- Contact Us
- See a Doctor
- Get Support
- Find Resources
- Ask questions on LiveChat
- Drop-in Virtually
- Download My SSP
- Connect with a doctor or nurse
- Drugs & Alcohol
- Self-Guided: Well-being & Resilience
- Identity & Community
- Find the Health Peers
- Hi-FIVE Movement and Anti-Stigma
- For Indigenous Students
- For Black Students
- For International Students
- Explore Support Options
- What's Happening
- Health Peers
- Meet, Greet, and Eat
- Creative Collective
- Suicide Awareness and Prevention Workshops
- Managing Expectations: A Workshop
- Move Together
- Mindfulness Meditation
- Faculty & Staff
- Graduate Students
The 6 building blocks of cultivating resilience are: social connection, self-awareness, shifting perspective, goal setting, solving problems, and self-compassion.
View the full YouTube playlist
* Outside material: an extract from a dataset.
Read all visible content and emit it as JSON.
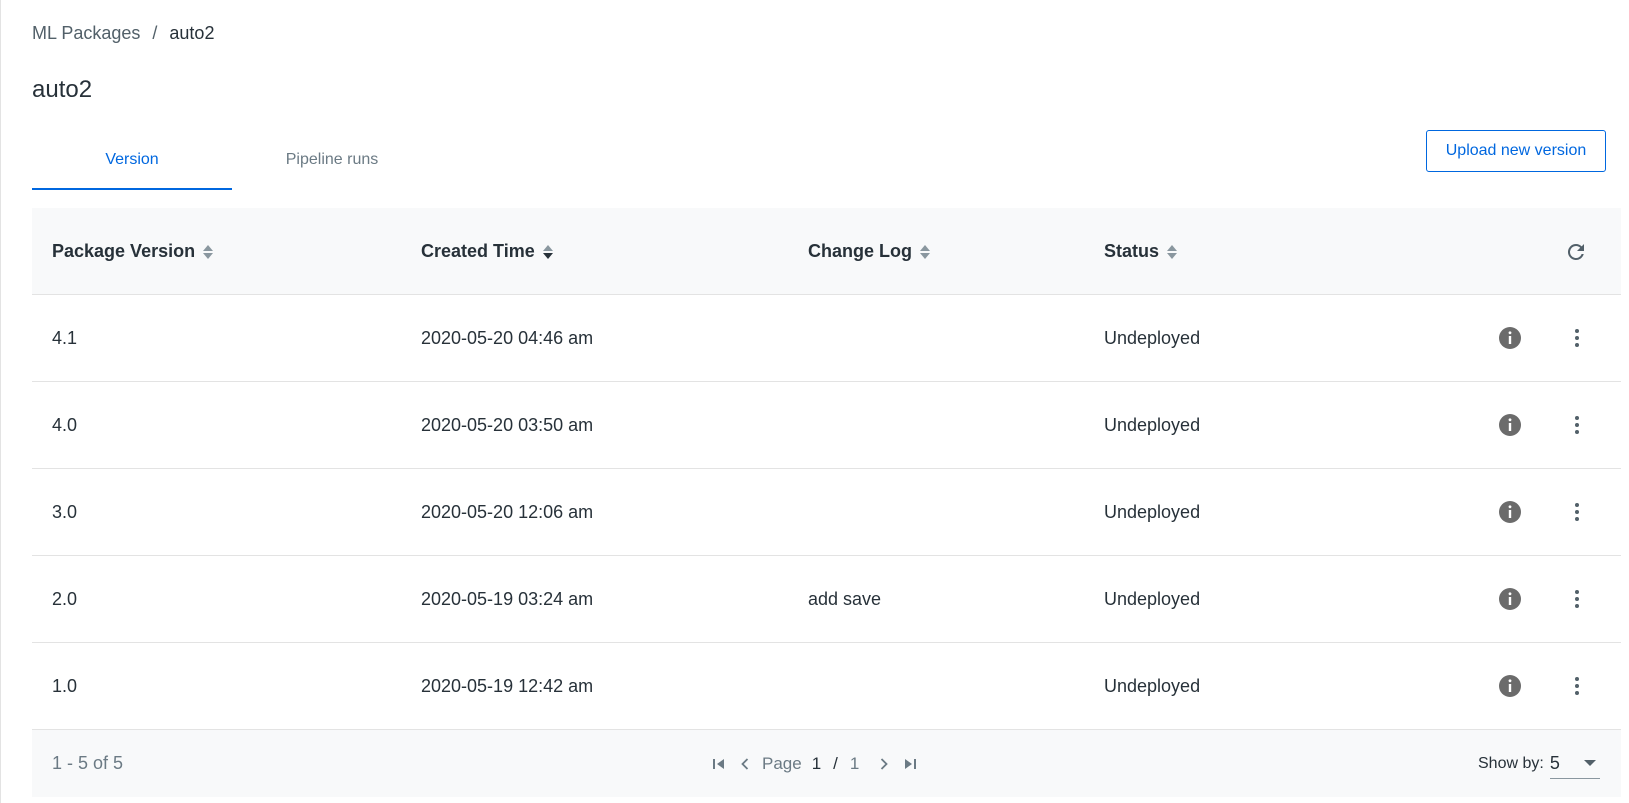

Social connection and quality relationships are one of the building blocks to cultivating resilience and maintaining positive well-being. In fact, a Harvard study found that close relationships are the strongest predictors of a healthy and happy life.
In this video, Claudya and Sarah, two of your SFU Health Peer Educators, breakdown the 7 roles that people may fill in your life: the friend, appreciator, fun time, resource, role model, challenger and overload.
Being self-aware means noticing and understanding your thoughts, emotions, and behaviours, and understanding how they affect both you and those around you. There are multiple ways to build self-awareness including knowing your strengths, recognizing and naming emotions, and practicing mindfulness.
Adrianna and Mia, two of your Health Peer Educators, are here to discuss what character strengths are and how to use them to improve your well-being.
- Take the VIA Character Strengths Survey.
Feel more grounded in the present! Mariel, another one of your Health Peers, is here to discuss how to become more self-aware through practicing mindfulness. Follow along with the exercise.
Shifting perspective is the third building block of cultivating resilience. Our perception of events can alter our feelings around them; the lens through which we look at the world has a big impact on how we experience our lives. One way to shift our perspective is to practice gratitude.
In this video, Emma and Jessica, your Health Peer Educators, are here to discuss practicing gratitude.
- Create a bliss list of things that make you happy.
Setting goals gives you long-term vision and short-term motivations, and achieving goals builds your self-confidence. Goals can help you during times of adversity by offering a roadmap out of challenging situations.
Have you ever wondered how to make goals that you’ll actually stick to? Anna, one of your Health Peer, along with Tyna and Sid from SFU Recreation, are here to discuss SMART goal setting.
Take a screenshot of the summary of the SMART principles at 7:15 in the video.
When faced with roadblocks, you can draw on your problem-solving skills to overcome or navigate around them. Research shows that grit - perseverance, even in the face of adversity - is a key component of success.
Have you ever felt overwhelmed and struggled with balancing your priorities? Tamara and Aleisha, two of your SFU Health Peer Educators, are here to discuss how to build grit and find balance.
Self-compassion is the practice of treating yourself compassionately in situations where you might perceive inadequacy, failure, or general suffering. A large body of research shows that self-compassionate individuals suffer less and thrive more.
Have you ever felt like you are an imposter (like you are a fraud, that you are the only one who doesn't know how to do something, or that you don’t deserve your achievements)? This feeling is called Imposter Syndrome. Perla, one of your Health Peers, and Dr. Lara Aknin and Dr. Brian Fraser, two of your SFU professors, are here to discuss how to overcome it.